I think it's not necessarily about the good solid content versus the other things. I think it's about access. … One of the things that I found while researching the book was that people were extremely frustrated with the mainstream media because they weren't included in the conversation and they wanted to be. But The New York Times is always going to be around because it offers something that is a professional. It's packaged really well. You know that you can guarantee that everything is going to come in the same way it did for the story before it and the next story.

Think back to that fire I mentioned earlier. Sure, when I found out about it I immediately looked it up on Twitter because I knew that Twitter had it before any mainstream news outlet did. But once I got as much information as I could from people that were standing there watching, I then went to The New York Times website and find out from the local section what had really happened, what the mayor's comments were and things like that, and I think that exists for all kinds of news experiences.

Do you have a sense that that's how everybody behaves? That everybody has that sort of reporter's mind that has an instinct to validate the information they see?

Yeah. Actually, it was interesting. I saw some studies a few years ago where some news outlets talked to kids in middle school and they asked how they got their news. And there were some kids that said, "Oh, I go to CNN, I go here," but there was actually a group of kids that said, "Oh, I go, I look for it on Facebook," but then he said they were like, "If it's a big news thing I always go to The New York Times or The Wall Street Journal or whatever it is to make sure it's real." So even these kids understand that there's a difference between something that their friend says, like "Michael Jackson's dead" and actually being able to see that in a mainstream news outlet.

One of the more interesting sections of the book was your back and forth with [New Yorker writer] George Packer about adapting to new technologies. He's speaking to a very common fear I think a lot of people have: That we're just going to be hit with this firehose of information and there'll be no discernment and no way of kind of processing what's good or what's bad about it.

It's a completely understandable fear. I get it. I went through it too when I first joined Twitter in 2007 when I knew three people on there. And then as more and more people started joining I knew 10 and then 100 and I was like, I can't keep up with this stuff. How am I going to keep with it? This is just one more thing I have to deal with.

And then as I started to realize what I was doing with it, I realized that I could step away from it for a week or I could step away from it for a minute, and I didn't need to read everything—that whatever was important would end up finding me. And that's essentially happened. If it doesn't, I mean then it still finds its way in other routes and other directions. I think that what we've started to do as a society is we share information. My mom used to cut the recipes out of the newspaper and give them to my sister, and now she copies a link and emails it to her. And so it's just another way of us sharing information.

Which is something that's pleasing to the mission that associations and nonprofits have: We just want to get the correct valuable information out to people as quickly and efficiently as we can.

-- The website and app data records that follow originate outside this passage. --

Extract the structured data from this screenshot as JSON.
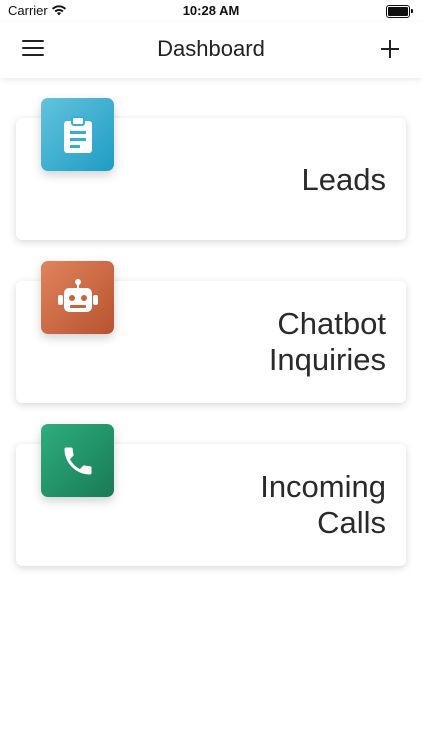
{
  "status": {
    "carrier": "Carrier",
    "time": "10:28 AM"
  },
  "nav": {
    "title": "Dashboard",
    "menu_icon": "hamburger-menu-icon",
    "add_icon": "plus-icon"
  },
  "cards": [
    {
      "id": "leads",
      "icon": "clipboard-icon",
      "color": "#1e9cc4",
      "lines": [
        "Leads"
      ]
    },
    {
      "id": "chatbot",
      "icon": "robot-icon",
      "color": "#b8532f",
      "lines": [
        "Chatbot",
        "Inquiries"
      ]
    },
    {
      "id": "calls",
      "icon": "phone-icon",
      "color": "#1a7a56",
      "lines": [
        "Incoming",
        "Calls"
      ]
    }
  ]
}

And I think also if you do it right, if you do enter that anchor community and you do help people find information, they become reliant on you and they want to be a part of helping you and working with you. And you want to be a part of helping them. I spend a few hours a day just surfing the web for my job and looking for things. And I always look for really interesting things that I think people who follow me on these social networks will want to see. People email me all the time to say, "I really appreciate the fact that you find these fun, interesting things." It helps the way I tell stories and the way I communicate with my readers.

Mark Athitakis is senior editor of Associations Now. Email: [email protected]